A property independent of the particular axes of co-ordinates used in the representation of the curve by its equation; for instance, the curve may have a node, and in order to this, a relation, say A = o, must exist between the coefficients of the equation; supposing the axes of co-ordinates altered, so that the equation becomes u' = o, and writing A' = o for the relation between the new coefficients, then the relations A = o, A' = o, as two different expressions of the same geometrical property, must each of them imply the other; this can only be the case when A, A' are functions differing only by a constant factor, or say, when A is an invariant of u.

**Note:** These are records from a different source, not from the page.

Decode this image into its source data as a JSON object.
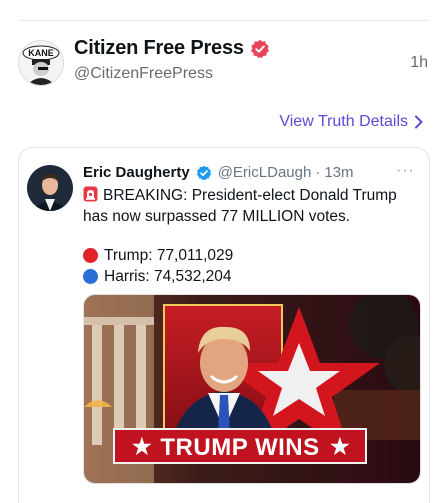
{
  "truth": {
    "author": {
      "name": "Citizen Free Press",
      "handle": "@CitizenFreePress",
      "avatar_text": "KANE",
      "verified_badge": "verified-badge-icon",
      "badge_color": "#e8445a"
    },
    "time": "1h",
    "view_details_label": "View Truth Details",
    "view_details_color": "#5b4ad6"
  },
  "quoted": {
    "author": {
      "name": "Eric Daugherty",
      "handle": "@EricLDaugh",
      "separator": "·",
      "time": "13m",
      "verified_badge": "blue-check-icon",
      "badge_color": "#1d9bf0"
    },
    "more_label": "···",
    "body": "BREAKING: President-elect Donald Trump has now surpassed 77 MILLION votes.",
    "results": [
      {
        "label": "Trump: 77,011,029",
        "color": "#e0222b"
      },
      {
        "label": "Harris: 74,532,204",
        "color": "#2a6fd6"
      }
    ],
    "image": {
      "banner_text": "TRUMP WINS",
      "star_glyph": "★"
    }
  }
}
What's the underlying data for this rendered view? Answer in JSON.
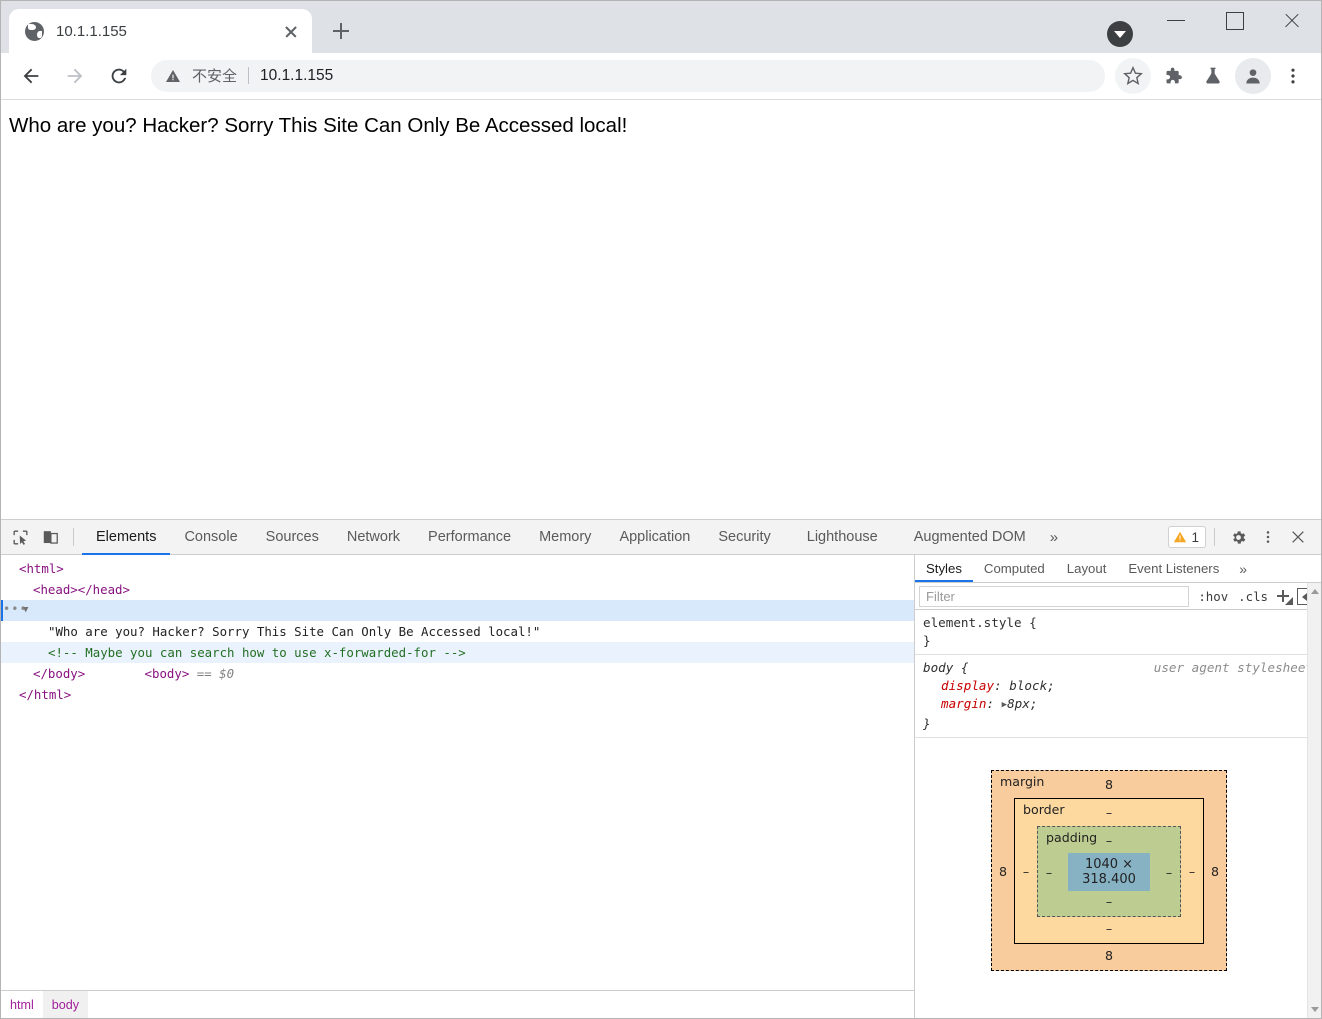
{
  "browser": {
    "tab": {
      "title": "10.1.1.155",
      "favicon": "globe-icon",
      "close": "×"
    },
    "newtab_label": "+",
    "window_controls": {
      "minimize": "—",
      "maximize": "□",
      "close": "✕"
    },
    "download_indicator": "download-icon",
    "toolbar": {
      "back": "back-arrow-icon",
      "forward": "forward-arrow-icon",
      "reload": "reload-icon",
      "security_label": "不安全",
      "security_icon": "warning-triangle-icon",
      "separator": "|",
      "url": "10.1.1.155",
      "bookmark": "star-icon",
      "extensions": "puzzle-icon",
      "lab": "flask-icon",
      "profile": "avatar-icon",
      "menu": "three-dot-menu-icon"
    }
  },
  "page": {
    "body_text": "Who are you? Hacker? Sorry This Site Can Only Be Accessed local!"
  },
  "devtools": {
    "tools": {
      "inspect": "inspect-element-icon",
      "device": "device-toolbar-icon"
    },
    "tabs": [
      {
        "label": "Elements",
        "active": true
      },
      {
        "label": "Console",
        "active": false
      },
      {
        "label": "Sources",
        "active": false
      },
      {
        "label": "Network",
        "active": false
      },
      {
        "label": "Performance",
        "active": false
      },
      {
        "label": "Memory",
        "active": false
      },
      {
        "label": "Application",
        "active": false
      },
      {
        "label": "Security",
        "active": false
      },
      {
        "label": "Lighthouse",
        "active": false
      },
      {
        "label": "Augmented DOM",
        "active": false
      }
    ],
    "more_tabs": "»",
    "warning_count": "1",
    "warning_icon": "warning-triangle-icon",
    "settings_icon": "gear-icon",
    "kebab_icon": "three-dot-menu-icon",
    "close_icon": "close-icon",
    "dom": {
      "lines": [
        {
          "text": "<html>",
          "indent": 0,
          "state": ""
        },
        {
          "text": "<head></head>",
          "indent": 1,
          "state": ""
        },
        {
          "text": "<body> == $0",
          "indent": 1,
          "state": "selected"
        },
        {
          "text": "\"Who are you? Hacker? Sorry This Site Can Only Be Accessed local!\"",
          "indent": 2,
          "state": ""
        },
        {
          "text": "<!-- Maybe you can search how to use x-forwarded-for -->",
          "indent": 2,
          "state": "highlight"
        },
        {
          "text": "</body>",
          "indent": 1,
          "state": ""
        },
        {
          "text": "</html>",
          "indent": 0,
          "state": ""
        }
      ],
      "html_tag": "html",
      "head_tag": "head",
      "body_tag": "body",
      "body_marker": "== $0",
      "text_node": "\"Who are you? Hacker? Sorry This Site Can Only Be Accessed local!\"",
      "comment_node": "<!-- Maybe you can search how to use x-forwarded-for -->"
    },
    "breadcrumbs": [
      {
        "label": "html",
        "active": false
      },
      {
        "label": "body",
        "active": true
      }
    ],
    "sidebar": {
      "tabs": [
        {
          "label": "Styles",
          "active": true
        },
        {
          "label": "Computed",
          "active": false
        },
        {
          "label": "Layout",
          "active": false
        },
        {
          "label": "Event Listeners",
          "active": false
        }
      ],
      "more_tabs": "»",
      "filter_placeholder": "Filter",
      "filter_value": "",
      "hov_label": ":hov",
      "cls_label": ".cls",
      "new_rule_icon": "plus-icon",
      "toggle_sidebar_icon": "toggle-sidebar-icon",
      "rules": [
        {
          "selector": "element.style {",
          "close": "}",
          "origin": "",
          "declarations": []
        },
        {
          "selector": "body {",
          "close": "}",
          "origin": "user agent stylesheet",
          "declarations": [
            {
              "name": "display",
              "value": "block;",
              "expandable": false
            },
            {
              "name": "margin",
              "value": "8px;",
              "expandable": true
            }
          ]
        }
      ],
      "box_model": {
        "margin_label": "margin",
        "margin_top": "8",
        "margin_right": "8",
        "margin_bottom": "8",
        "margin_left": "8",
        "border_label": "border",
        "border_top": "–",
        "border_right": "–",
        "border_bottom": "–",
        "border_left": "–",
        "padding_label": "padding",
        "padding_top": "–",
        "padding_right": "–",
        "padding_bottom": "–",
        "padding_left": "–",
        "content": "1040 × 318.400"
      }
    }
  },
  "colors": {
    "accent": "#1a73e8",
    "tabstrip": "#dee1e6",
    "omnibox": "#f1f3f4",
    "selection": "#d8e9fb",
    "margin_box": "#f9cc9d",
    "border_box": "#fdd9a0",
    "padding_box": "#bdcc90",
    "content_box": "#87b2c4",
    "tag_purple": "#881280",
    "comment_green": "#236e25",
    "prop_red": "#c80000"
  }
}
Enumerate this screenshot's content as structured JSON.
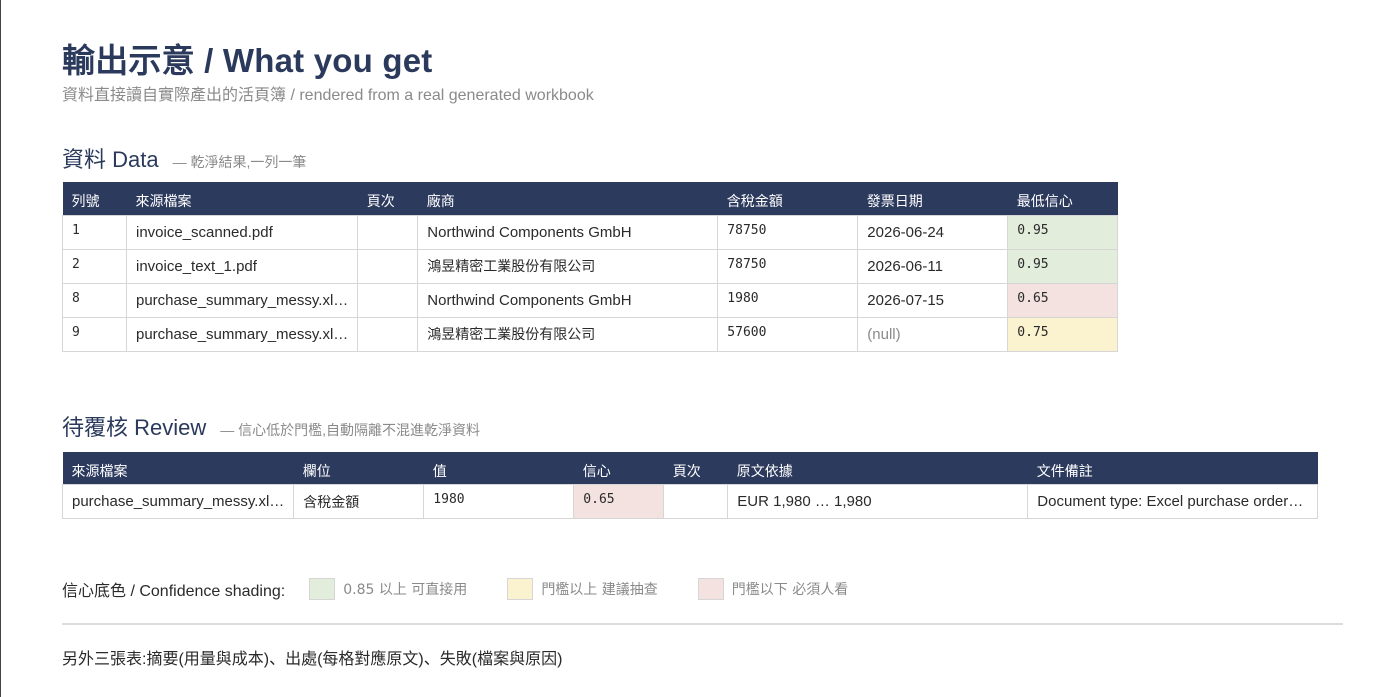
{
  "header": {
    "title": "輸出示意 / What you get",
    "subtitle": "資料直接讀自實際產出的活頁簿 / rendered from a real generated workbook"
  },
  "data_section": {
    "title": "資料 Data",
    "note": "— 乾淨結果,一列一筆",
    "columns": [
      "列號",
      "來源檔案",
      "頁次",
      "廠商",
      "含稅金額",
      "發票日期",
      "最低信心"
    ],
    "rows": [
      {
        "row": "1",
        "source": "invoice_scanned.pdf",
        "page": "",
        "vendor": "Northwind Components GmbH",
        "amount": "78750",
        "date": "2026-06-24",
        "confidence": "0.95",
        "level": "hi"
      },
      {
        "row": "2",
        "source": "invoice_text_1.pdf",
        "page": "",
        "vendor": "鴻昱精密工業股份有限公司",
        "amount": "78750",
        "date": "2026-06-11",
        "confidence": "0.95",
        "level": "hi"
      },
      {
        "row": "8",
        "source": "purchase_summary_messy.xl…",
        "page": "",
        "vendor": "Northwind Components GmbH",
        "amount": "1980",
        "date": "2026-07-15",
        "confidence": "0.65",
        "level": "lo"
      },
      {
        "row": "9",
        "source": "purchase_summary_messy.xl…",
        "page": "",
        "vendor": "鴻昱精密工業股份有限公司",
        "amount": "57600",
        "date": "(null)",
        "confidence": "0.75",
        "level": "mid"
      }
    ]
  },
  "review_section": {
    "title": "待覆核 Review",
    "note": "— 信心低於門檻,自動隔離不混進乾淨資料",
    "columns": [
      "來源檔案",
      "欄位",
      "值",
      "信心",
      "頁次",
      "原文依據",
      "文件備註"
    ],
    "rows": [
      {
        "source": "purchase_summary_messy.xl…",
        "field": "含稅金額",
        "value": "1980",
        "confidence": "0.65",
        "page": "",
        "evidence": "EUR 1,980 … 1,980",
        "note": "Document type: Excel purchase order…",
        "level": "lo"
      }
    ]
  },
  "legend": {
    "label": "信心底色 / Confidence shading:",
    "items": [
      {
        "text": "0.85 以上 可直接用",
        "color": "#e3eddc"
      },
      {
        "text": "門檻以上 建議抽查",
        "color": "#fbf2cf"
      },
      {
        "text": "門檻以下 必須人看",
        "color": "#f3e2e0"
      }
    ]
  },
  "footer": {
    "text": "另外三張表:摘要(用量與成本)、出處(每格對應原文)、失敗(檔案與原因)"
  }
}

Siace E2 + if + ~1, or ef, is necessarily an absolute invariant for all transformations of the (rectangular) co-ordinate axes, we infer that XE + un + v~ is also an absolute invariant.
When the latter invariant, but not the former, vanishes, the displacement is equivalent to a pure rotation.
When the latter invariant, but not the former, vanishes, the system reduces to a single force.
This expression gives the work done by a given wrench when the body receives a given infinitely small twist; it must of course be an absolute invariant for all transformations of rectangular axe~.